  • 14. Conclusion Ancient Egypt was well known for many things that they did in the ancient times like their mummification process, their pyramids, and their everyday lives.. Some things still stick with Egypt today. All in all, ancient Egypt was a very interesting time period, and it will be remembered and studied for years to come.
  • 15.  Books Morley, Jacqueline . How Would You Survive As An Ancient Egyptian?. Belgium: Franklin Watts, 1995. (No Author on Book). Mini World Fact file. Hong Kong: Bartholomew:1993. Websites Ancient Egypt http://www.ancientegypt.co.uk/mummies/home.html Ancient Egyptian Art http://www.ancientegyptianart.org/#top Ancient Egyptian Clothing http://www.islandnet.com/~kpotter/egypt/cloth.htm Ancient Egyptian Families http://www.historyforkids.org/learn/egypt/people/family.htm Ancient Egypt Music http://www.ancient-egypt-online.com/egyptian-music.html Beyond Books – Social Structure http://www.beyondbooks.com/wcu81/3b.asp Daily Life http://members.tripod.com/~ancient_egypt/day.html Education in Ancient Egypt http://historylink101.net/egypt_1/a-education.htm Egypt: Daily Life http://www2.sptimes.com/Egypt/EgyptCredit.4.2.html Food in Ancient Egypt http://historylink101.net/egypt_1/a-food.htm Getting Married http://members.tripod.com/~ancient_egypt/gema.htm Housing in Ancient Egypt http://historylink101.net/egypt_1/a-housing.htm Idaho PTV Social Class http://idahoptv.org/ntti/nttilessons/lessons2002/ketterling3.html Marriage in Ancient Egypt http://historylink101.net/egypt_1/a-marriage.htm Religion of Ancient Egypt http://historylink101.net/egypt_1/religion.htm

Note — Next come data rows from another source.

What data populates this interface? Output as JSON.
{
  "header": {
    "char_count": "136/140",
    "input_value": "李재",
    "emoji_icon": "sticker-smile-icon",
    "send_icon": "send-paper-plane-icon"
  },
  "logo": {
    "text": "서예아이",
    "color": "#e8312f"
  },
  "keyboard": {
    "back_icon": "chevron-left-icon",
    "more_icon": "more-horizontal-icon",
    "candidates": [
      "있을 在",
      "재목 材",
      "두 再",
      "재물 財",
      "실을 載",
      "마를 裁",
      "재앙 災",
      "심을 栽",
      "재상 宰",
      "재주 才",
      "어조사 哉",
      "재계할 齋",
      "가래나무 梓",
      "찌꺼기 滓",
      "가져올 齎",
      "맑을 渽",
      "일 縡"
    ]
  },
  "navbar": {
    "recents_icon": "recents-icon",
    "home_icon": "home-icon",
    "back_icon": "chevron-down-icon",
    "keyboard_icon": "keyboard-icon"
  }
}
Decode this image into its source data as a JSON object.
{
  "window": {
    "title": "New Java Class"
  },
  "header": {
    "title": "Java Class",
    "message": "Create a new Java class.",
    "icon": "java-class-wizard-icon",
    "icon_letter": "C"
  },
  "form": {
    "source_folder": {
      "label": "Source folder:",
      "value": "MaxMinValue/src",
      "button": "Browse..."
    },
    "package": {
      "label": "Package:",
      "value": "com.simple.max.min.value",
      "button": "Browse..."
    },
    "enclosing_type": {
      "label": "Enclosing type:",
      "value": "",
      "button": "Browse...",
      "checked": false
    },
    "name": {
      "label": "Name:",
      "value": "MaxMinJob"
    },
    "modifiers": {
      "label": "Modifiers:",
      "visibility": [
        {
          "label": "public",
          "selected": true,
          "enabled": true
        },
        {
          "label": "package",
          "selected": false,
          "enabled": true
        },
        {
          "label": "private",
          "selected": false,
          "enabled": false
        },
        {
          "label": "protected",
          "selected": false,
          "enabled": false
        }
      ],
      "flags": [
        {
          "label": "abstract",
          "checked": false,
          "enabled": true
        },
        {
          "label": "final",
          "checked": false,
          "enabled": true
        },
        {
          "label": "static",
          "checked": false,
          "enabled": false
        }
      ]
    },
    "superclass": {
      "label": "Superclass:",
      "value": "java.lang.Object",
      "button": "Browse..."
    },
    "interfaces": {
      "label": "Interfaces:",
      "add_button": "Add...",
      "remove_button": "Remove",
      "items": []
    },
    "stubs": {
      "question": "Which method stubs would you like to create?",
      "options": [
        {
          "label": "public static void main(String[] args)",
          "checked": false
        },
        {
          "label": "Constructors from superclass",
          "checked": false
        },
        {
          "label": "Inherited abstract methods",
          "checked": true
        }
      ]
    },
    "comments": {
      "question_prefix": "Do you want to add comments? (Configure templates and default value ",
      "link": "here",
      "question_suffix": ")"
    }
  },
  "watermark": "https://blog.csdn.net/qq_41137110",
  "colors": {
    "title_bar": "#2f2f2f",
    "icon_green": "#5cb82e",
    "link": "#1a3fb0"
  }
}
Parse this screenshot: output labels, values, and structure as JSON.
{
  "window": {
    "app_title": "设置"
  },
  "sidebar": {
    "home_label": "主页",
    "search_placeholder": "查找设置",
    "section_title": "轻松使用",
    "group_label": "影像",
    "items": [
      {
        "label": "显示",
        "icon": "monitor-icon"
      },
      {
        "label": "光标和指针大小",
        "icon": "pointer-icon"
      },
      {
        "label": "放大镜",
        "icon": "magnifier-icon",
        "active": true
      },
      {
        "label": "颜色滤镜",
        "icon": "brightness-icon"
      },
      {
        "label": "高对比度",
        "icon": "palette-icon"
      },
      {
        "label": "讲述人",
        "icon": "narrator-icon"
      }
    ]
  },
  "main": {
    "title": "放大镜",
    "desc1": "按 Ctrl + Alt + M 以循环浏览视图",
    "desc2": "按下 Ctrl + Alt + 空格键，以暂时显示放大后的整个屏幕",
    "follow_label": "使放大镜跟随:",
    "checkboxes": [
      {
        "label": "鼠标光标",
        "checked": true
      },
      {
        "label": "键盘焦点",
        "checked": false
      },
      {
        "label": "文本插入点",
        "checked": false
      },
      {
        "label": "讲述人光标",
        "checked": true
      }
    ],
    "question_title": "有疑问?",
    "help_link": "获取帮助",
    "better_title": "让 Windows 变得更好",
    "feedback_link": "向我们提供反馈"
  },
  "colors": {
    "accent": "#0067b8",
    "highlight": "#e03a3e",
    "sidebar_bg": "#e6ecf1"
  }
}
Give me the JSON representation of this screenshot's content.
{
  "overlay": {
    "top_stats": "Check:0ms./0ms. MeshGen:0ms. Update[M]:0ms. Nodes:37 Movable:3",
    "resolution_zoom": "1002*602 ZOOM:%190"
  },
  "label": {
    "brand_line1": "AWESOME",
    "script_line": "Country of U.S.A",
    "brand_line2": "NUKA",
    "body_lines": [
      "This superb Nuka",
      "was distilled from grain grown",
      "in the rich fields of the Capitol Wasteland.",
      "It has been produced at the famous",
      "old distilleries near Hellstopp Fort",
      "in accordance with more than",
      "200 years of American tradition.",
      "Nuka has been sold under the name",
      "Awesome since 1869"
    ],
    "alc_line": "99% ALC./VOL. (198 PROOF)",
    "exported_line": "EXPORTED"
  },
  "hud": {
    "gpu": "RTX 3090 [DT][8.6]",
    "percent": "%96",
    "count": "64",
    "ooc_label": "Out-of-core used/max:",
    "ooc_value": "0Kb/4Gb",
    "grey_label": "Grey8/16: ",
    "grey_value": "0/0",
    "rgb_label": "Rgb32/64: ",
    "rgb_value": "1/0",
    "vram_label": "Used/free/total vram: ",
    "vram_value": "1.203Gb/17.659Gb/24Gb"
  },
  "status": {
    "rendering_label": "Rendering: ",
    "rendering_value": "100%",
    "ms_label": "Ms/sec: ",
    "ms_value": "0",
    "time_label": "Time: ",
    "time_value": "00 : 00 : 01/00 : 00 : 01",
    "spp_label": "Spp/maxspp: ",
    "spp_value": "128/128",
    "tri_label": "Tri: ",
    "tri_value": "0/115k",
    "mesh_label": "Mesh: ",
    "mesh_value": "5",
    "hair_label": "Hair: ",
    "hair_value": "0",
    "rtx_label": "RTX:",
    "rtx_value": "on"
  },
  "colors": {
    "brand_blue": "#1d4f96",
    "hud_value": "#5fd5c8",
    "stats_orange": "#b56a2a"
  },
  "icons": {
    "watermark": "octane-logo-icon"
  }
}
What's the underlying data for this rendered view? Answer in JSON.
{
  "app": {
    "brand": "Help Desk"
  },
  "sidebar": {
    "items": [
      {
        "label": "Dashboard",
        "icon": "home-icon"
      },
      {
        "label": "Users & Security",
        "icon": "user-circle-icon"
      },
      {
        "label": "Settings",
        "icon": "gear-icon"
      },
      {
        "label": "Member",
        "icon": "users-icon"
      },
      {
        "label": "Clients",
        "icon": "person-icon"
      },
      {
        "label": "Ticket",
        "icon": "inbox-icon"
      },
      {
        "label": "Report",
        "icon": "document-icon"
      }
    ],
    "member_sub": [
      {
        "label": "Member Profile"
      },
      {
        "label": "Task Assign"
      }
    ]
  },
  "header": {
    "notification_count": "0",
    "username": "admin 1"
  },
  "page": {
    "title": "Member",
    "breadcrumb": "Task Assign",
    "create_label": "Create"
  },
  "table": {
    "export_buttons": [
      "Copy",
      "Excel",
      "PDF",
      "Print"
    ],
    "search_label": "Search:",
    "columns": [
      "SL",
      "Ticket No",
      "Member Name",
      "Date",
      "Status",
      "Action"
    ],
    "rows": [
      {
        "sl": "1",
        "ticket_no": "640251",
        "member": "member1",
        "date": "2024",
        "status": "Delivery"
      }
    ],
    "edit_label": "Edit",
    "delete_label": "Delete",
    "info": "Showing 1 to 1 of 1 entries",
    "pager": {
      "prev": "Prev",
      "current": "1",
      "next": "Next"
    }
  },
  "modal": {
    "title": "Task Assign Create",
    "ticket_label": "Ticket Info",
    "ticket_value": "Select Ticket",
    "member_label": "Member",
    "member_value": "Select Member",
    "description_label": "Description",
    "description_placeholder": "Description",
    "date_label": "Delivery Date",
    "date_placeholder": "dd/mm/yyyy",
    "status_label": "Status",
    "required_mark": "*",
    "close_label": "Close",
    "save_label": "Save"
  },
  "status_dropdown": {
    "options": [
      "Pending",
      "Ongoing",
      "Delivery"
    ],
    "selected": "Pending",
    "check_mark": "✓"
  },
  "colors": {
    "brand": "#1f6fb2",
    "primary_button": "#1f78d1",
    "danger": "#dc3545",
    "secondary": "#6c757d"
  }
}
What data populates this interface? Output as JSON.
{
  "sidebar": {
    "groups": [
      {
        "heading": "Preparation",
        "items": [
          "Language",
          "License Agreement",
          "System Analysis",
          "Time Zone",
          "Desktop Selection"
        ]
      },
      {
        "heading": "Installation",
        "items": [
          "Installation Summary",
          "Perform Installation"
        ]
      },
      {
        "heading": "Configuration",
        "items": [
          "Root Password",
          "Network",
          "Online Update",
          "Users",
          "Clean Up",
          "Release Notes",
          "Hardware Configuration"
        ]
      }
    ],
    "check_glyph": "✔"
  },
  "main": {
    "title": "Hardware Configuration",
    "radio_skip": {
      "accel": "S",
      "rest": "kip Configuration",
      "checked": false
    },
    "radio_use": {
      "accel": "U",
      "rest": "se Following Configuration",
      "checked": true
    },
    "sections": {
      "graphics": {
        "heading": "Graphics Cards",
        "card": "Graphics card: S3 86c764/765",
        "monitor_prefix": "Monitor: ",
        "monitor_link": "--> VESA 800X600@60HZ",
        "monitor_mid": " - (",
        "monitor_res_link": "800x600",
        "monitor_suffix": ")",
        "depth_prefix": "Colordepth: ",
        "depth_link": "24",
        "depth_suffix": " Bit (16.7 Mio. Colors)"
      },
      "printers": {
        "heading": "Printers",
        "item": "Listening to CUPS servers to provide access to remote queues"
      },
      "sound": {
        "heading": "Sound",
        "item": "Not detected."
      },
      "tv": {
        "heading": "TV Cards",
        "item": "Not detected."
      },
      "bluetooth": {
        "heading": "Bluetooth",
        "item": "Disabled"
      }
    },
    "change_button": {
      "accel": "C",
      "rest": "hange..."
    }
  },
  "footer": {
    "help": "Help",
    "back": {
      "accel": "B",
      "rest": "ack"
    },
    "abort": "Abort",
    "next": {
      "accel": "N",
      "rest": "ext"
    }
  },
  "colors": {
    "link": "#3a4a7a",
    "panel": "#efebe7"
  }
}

  • 16.  http://thewhizzer.blogspot.com/ http://www.fotopedia.com/items/flickr-2223726960 http://www.davidrumsey.com/maps4006.html http://en.wikipedia.org/wiki/Ancient_egypt http://www.ancientegypt.co.uk/mummies/explore/main.html http://idahoptv.org/ntti/nttilessons/lessons2002/ketterling3.html http://www.historyonthenet.com/Egyptians/farming.htm http://listverse.com/2008/08/29/15-fascinating-facts-about-ancient-egypt/ http://historylink101.net/egypt_1/a-housing.htm http://www.philae.nu/akhet/Housing2.html http://www.stuckinlondon.com/oop/ancient%20egyptian%20food-64035.html http://www.historyonthenet.com/Egyptians/food.htm http://www.ancient-egypt-online.com/daily-life-in-ancient-egypt.html http://www.touregypt.net/giza.htm/marriage.htm http://www.reshafim.org.il/ad/egypt/people/childhood.htm http://atschool.eduweb.co.uk/trinity/projects/egypt/alphabet.html http://ancientegyptmoberly.pbworks.com/w/page/12830354/bibliography http://gizzisgoodies.wikispaces.com/6th+hour+Ancient+Egypt http://www.antiquescentreyorkeshop.co.uk/acatalog/Ancient_Egyptian_Antiquities_Artifacts.html http://www.bible-history.com/ibh/Egyptian+Daily+Life/Footwear/Ancient+Egyptian+Sandals http://www.islandnet.com/~kpotter/egypt/cloth.htm http://www.aniwilliams.com/ancient_egypt.htm http://peapod-peasinapod.blogspot.com/2011/02/ancient-egypt-lapbook-hieroglyphics.html